Failure is a part of the startup world. It lurks around every corner like a Turk at a football training camp. It’s gonna happen you just hope it doesn’t happen to you. However, how the team deals with failure mentally is a game changer. It can mean the difference between winning and losing in the long run because it’s certain there are things that are not going to work in the short run.
Aaron Klein of Riskalyze built a big part of his business on failure. He says, “The challenge is that humans react to risk in the short-term. That approach is all about pushing back against human nature.”
Short term failure looms large for people. Kahneman showed how short term events really impacted our thinking and adjusted how we’d perform over the long term. Of course, startups are built for the long term but you get there Continue reading "When You Fail, Try To Have Fun"
Startups talk about pivots. Sometimes they are radical but most of the time you can think about a pivot like a person going on a long trip. You run into unexpected construction on a road and you take a detour.

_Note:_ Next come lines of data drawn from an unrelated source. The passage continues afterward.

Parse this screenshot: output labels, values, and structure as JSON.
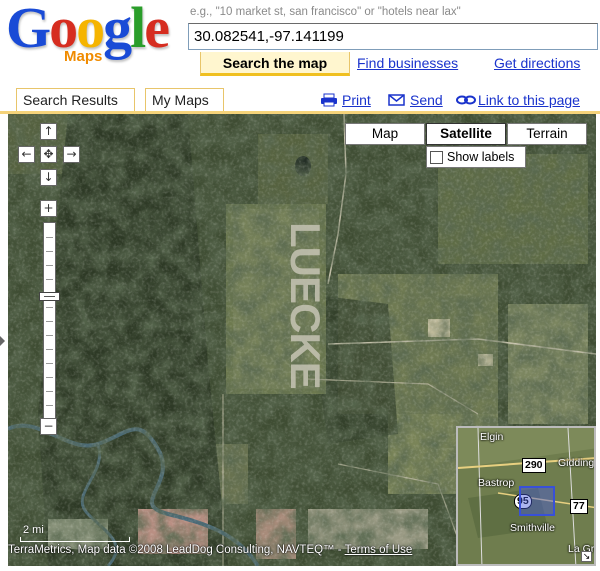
{
  "logo": {
    "letters": [
      "G",
      "o",
      "o",
      "g",
      "l",
      "e"
    ],
    "subtitle": "Maps",
    "colors": {
      "blue": "#1a4bd6",
      "red": "#d62d20",
      "yellow": "#f5b400",
      "green": "#2a9d2a",
      "orange": "#f08b00"
    }
  },
  "search": {
    "hint": "e.g., \"10 market st, san francisco\" or \"hotels near lax\"",
    "value": "30.082541,-97.141199"
  },
  "tabs": {
    "search_map": "Search the map",
    "find_businesses": "Find businesses",
    "get_directions": "Get directions"
  },
  "panel_tabs": {
    "search_results": "Search Results",
    "my_maps": "My Maps"
  },
  "actions": {
    "print": "Print",
    "send": "Send",
    "link": "Link to this page",
    "print_icon": "printer-icon",
    "send_icon": "envelope-icon",
    "link_icon": "chain-link-icon"
  },
  "map": {
    "types": {
      "map": "Map",
      "satellite": "Satellite",
      "terrain": "Terrain"
    },
    "selected_type": "Satellite",
    "show_labels": "Show labels",
    "show_labels_checked": false,
    "ground_text": "LUECKE",
    "scale": "2 mi",
    "attribution": "TerraMetrics, Map data ©2008 LeadDog Consulting, NAVTEQ™ - ",
    "terms_of_use": "Terms of Use"
  },
  "controls": {
    "pan_up": "↑",
    "pan_left": "←",
    "pan_right": "→",
    "pan_down": "↓",
    "pan_center": "✥",
    "zoom_in": "+",
    "zoom_out": "−",
    "zoom_level": 0.37
  },
  "overview": {
    "places": [
      "Elgin",
      "Giddings",
      "Bastrop",
      "Smithville",
      "La Gra"
    ],
    "shields": [
      "290",
      "95",
      "77"
    ]
  }
}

Venture funds sometimes do the same thing. Andreesen-Horowitz recently announced a brand new fund dedicated only to cryptocurrency. Other funds raise “opportunity funds” as their situations change. People forget that VC funds are often as entrepreneurial as the companies they invest in.
Our fund started out as a B2B Fin Tech fund. It still is. We don’t invest in anything that is consumer facing. Our wheelhouse is Big Finance. When we started out, we hypothesized that our deal flow would come from places like Chicago and New York City. So far, we have invested in two Chicago based companies and one New York based company.
However, we have seen a Continue reading "A Slight Pivot"
One of the hardest things to do is when good fortune happens to you is if you were smart or lucky. When I was trading everyday, sometimes I was lucky. Sometimes I was smart. Sometimes, I just had an edge that not too many other people could exploit.
It’s really hard to predict the future with any accuracy. The global warming folks are finding that out. Back when I was a kid, scientists predicted we’d run out of oil, food, and the world would be overpopulated. None of those predictions panned out either. All of us tend to think we are smarter and more prescient than we really are. By the way, those that are writing about how Bitcoin will die because it consumes too much energy are probably wrong. If it’s valuable enough, humans will figure out a solution to the problem.
As Bitcoin makes it’s precipitous Continue reading "Are You Smart or Lucky?"
Steve Jobs said,
Here’s to the crazy ones, the misfits, the rebels, the troublemakers, the round pegs in the square holes… the ones who see things differently — they’re not fond of rules… You can quote them, disagree with them, glorify or vilify them, but the only thing you can’t do is ignore them because they change things… they push the human race forward, and while some may see them as the crazy ones, we see genius, because the ones who are crazy enough to think that they can change the world, are the ones who do.
People in general are risk averse. If you don’t look like what the heuristics or spreadsheet says then you are easy to pass over. The people that pass you over answer to a boss. It’s easy for them to justify the pass. One friend of mine said when selling to corporates, find out Continue reading "Here’s To The Crazy Ones"
A lot of the time we point to deals getting screwed up and Harvard Business School writes a case about some entrepreneur somewhere that made the wrong decision or didn’t execute and blame for failure gets delivered upon them.
Often times, this is the case. But, not always.
Sometimes a VC firm will totally screw up a deal because they don’t have the company’s best interest at heart. They are only concerned with themselves. One of the things we have been very cognizant of as we build out our fund is to be very transparent with entrepreneurs. In some cases, they don’t like the transparency. It chafes on them. But, while we might be incorrect it’s the way we see it.
I have always been transparent. It comes from my time on the floor and the time I spent at USAFA. I probably share too much. It can be used Continue reading "Deals Get Screwed Up"